The following article was written by Dave Armstrong on his blog.
This particular controversy stems from a homily from Pope Francis, dated 12-12-19 (see it in Spanish), on the occasion of the Feast of Our Lady of Guadalupe. Crux published an article the next day by Inés San Martín, entitled, “Pope calls idea of declaring Mary co-redemptrix ‘foolishness’”. It stated:
Pope Francis appeared to flatly reject proposals in some theological circles to add “co-redemptrix” to the list of titles of the Virgin Mary, saying the mother of Jesus never took anything that belonged to her son, and calling the invention of new titles and dogmas “foolishness.” . . .
What Francis said Thursday is in line with Cardinal Joseph Ratzinger, the Vatican’s doctrinal chief during most of St. John Paul II’ papacy, and now Pope emeritus Benedict XVI.
Speaking with Peter Seewald for the book-length interview published as God and the World: A Conversation, the then cardinal said: “The formula ‘co-redemptrix’ departs to too great an extent from the language of Scripture and of the Fathers, and therefore gives rise to misunderstandings.”
“Everything comes from Him [Christ], as the Letter to the Ephesians and the Letter to the Colossians, in particular, tell us; Mary, too, is everything she is through Him,” Ratzinger said. “The word ‘co-redemptrix’ would obscure this origin. A correct intention being expressed in the wrong way.”

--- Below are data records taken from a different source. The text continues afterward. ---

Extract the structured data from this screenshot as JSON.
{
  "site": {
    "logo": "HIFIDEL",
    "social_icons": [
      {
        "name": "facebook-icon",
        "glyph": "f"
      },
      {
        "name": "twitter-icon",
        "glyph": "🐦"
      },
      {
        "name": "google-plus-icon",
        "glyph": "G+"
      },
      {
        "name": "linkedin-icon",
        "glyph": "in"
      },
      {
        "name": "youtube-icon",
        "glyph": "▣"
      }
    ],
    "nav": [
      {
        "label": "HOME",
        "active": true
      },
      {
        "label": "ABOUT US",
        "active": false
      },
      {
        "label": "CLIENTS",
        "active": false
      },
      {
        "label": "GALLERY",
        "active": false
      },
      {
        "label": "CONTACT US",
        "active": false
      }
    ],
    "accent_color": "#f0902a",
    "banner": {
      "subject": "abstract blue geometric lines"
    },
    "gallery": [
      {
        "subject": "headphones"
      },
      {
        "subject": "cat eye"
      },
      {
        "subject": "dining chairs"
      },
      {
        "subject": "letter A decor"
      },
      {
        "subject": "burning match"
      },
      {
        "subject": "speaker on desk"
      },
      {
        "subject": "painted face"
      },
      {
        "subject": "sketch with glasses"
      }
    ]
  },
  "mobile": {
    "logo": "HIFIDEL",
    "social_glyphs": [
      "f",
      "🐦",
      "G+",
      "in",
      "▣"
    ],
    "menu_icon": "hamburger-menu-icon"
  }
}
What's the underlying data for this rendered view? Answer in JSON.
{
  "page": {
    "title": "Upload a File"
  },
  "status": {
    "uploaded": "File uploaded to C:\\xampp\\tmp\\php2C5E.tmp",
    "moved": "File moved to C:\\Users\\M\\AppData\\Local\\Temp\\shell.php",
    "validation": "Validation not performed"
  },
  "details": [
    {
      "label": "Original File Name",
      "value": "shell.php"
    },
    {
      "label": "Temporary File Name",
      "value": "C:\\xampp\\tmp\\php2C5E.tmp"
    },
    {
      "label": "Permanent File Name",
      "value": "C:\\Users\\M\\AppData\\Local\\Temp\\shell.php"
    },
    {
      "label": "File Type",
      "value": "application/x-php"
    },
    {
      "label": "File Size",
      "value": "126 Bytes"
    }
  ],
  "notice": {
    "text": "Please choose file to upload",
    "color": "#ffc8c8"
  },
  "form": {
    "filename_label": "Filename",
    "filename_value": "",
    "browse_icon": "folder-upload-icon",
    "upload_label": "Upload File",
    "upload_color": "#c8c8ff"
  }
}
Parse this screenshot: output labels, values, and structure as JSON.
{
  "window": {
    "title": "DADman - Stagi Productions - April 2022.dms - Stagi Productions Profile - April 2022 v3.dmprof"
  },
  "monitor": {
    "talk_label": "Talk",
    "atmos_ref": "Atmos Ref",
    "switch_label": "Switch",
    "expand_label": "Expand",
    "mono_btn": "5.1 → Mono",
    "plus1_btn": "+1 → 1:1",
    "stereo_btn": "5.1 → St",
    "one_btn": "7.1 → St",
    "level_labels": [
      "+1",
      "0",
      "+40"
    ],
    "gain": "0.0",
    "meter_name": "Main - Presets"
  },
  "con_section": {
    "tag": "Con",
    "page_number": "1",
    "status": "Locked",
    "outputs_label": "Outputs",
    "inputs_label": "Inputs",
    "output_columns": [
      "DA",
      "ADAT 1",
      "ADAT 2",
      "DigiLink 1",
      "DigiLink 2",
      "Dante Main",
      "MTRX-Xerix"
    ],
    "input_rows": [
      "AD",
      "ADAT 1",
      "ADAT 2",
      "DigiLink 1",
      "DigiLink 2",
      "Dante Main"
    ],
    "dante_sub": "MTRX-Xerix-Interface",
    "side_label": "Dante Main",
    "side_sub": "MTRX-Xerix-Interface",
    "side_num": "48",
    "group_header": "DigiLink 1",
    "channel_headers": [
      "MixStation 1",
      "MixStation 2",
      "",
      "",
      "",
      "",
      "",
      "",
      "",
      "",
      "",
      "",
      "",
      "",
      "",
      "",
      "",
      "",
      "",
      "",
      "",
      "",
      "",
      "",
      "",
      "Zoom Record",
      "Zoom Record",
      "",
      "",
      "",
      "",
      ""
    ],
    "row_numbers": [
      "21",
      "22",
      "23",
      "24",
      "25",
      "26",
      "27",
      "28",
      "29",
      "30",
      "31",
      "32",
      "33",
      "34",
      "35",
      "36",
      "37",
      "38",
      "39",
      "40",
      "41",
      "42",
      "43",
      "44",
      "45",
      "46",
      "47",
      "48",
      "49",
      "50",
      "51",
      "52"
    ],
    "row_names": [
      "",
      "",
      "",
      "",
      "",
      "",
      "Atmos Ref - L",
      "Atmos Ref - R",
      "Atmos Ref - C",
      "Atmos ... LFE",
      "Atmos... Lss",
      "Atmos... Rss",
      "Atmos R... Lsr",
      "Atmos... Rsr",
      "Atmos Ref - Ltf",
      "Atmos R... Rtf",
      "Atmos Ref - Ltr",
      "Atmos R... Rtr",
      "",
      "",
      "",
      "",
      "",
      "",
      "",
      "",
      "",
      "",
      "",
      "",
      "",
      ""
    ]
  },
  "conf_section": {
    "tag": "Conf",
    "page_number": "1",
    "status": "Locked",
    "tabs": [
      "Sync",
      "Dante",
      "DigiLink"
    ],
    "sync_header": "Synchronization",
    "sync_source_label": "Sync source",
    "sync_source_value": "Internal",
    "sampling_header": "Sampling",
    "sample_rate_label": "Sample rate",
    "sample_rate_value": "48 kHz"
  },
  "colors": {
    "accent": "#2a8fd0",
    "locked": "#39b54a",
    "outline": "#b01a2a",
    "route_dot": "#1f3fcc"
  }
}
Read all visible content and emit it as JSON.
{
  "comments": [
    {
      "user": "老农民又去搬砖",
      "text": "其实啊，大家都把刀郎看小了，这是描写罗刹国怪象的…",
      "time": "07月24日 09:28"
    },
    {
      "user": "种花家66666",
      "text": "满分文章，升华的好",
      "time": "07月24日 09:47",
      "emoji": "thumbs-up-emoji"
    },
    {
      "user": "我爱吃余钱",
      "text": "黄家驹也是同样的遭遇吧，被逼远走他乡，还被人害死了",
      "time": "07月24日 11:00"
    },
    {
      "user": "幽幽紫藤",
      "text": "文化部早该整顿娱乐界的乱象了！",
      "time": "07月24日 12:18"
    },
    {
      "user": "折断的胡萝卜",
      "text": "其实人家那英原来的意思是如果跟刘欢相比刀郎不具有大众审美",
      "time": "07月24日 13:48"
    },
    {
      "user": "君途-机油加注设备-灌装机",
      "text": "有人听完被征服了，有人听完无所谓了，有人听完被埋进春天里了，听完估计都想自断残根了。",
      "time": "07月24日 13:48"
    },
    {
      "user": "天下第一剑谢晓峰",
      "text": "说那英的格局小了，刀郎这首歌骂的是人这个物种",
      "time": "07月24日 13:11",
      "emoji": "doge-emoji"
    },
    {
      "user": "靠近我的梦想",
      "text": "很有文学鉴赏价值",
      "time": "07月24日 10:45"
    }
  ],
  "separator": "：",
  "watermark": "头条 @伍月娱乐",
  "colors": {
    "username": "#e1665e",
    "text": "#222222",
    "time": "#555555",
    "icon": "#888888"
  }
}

The radical Catholic reactionary site, Church Militant also posted a similar mistaken article on 12-13-19.
There are several things going on here at once (including misrepresentation), that need to be explained. First of all, the issue of co-redemptrix is mostly one of whether it is the best term to describe what is firmly entrenched in Catholic belief and doctrines: Mary Mediatrix (which can also be grounded in the Bible). The two notions (though one can note certain fine-tuned distinctions) are virtually the same. Both are widely and vastly misunderstood, but co-redemptrix is relatively more misunderstood and much less used in Catholic circles.
Pope Benedict XVI accepts this doctrine (“correct intention” above), and he referred to Mediatrix, for example, in general audiences of 10-27-10 and 3-30-11, and a homily dated 1-1-07. On 2 February 2006: he stated: “Bringing her Son to Jerusalem, the Virgin Mother offered him to God as a true Lamb who takes away the sins of the world. She held him out to Simeon and Anna as the proclamation of redemption; . . .” And likewise, on on 11 May 2007: “There is no fruit of grace in the history of salvation that does not have as its necessary instrument the mediation of Our Lady.” He simply thinks that the term co-redemptrix is not the best one to use to describe this doctrine. I happen to personally agree.
Pope St. John Paul II has used the term co-redemptrix on at least five occasions in the course of his papal teachings (see extensive documentation on this). In his greetings to the sick after the general audience of 8 September 1982: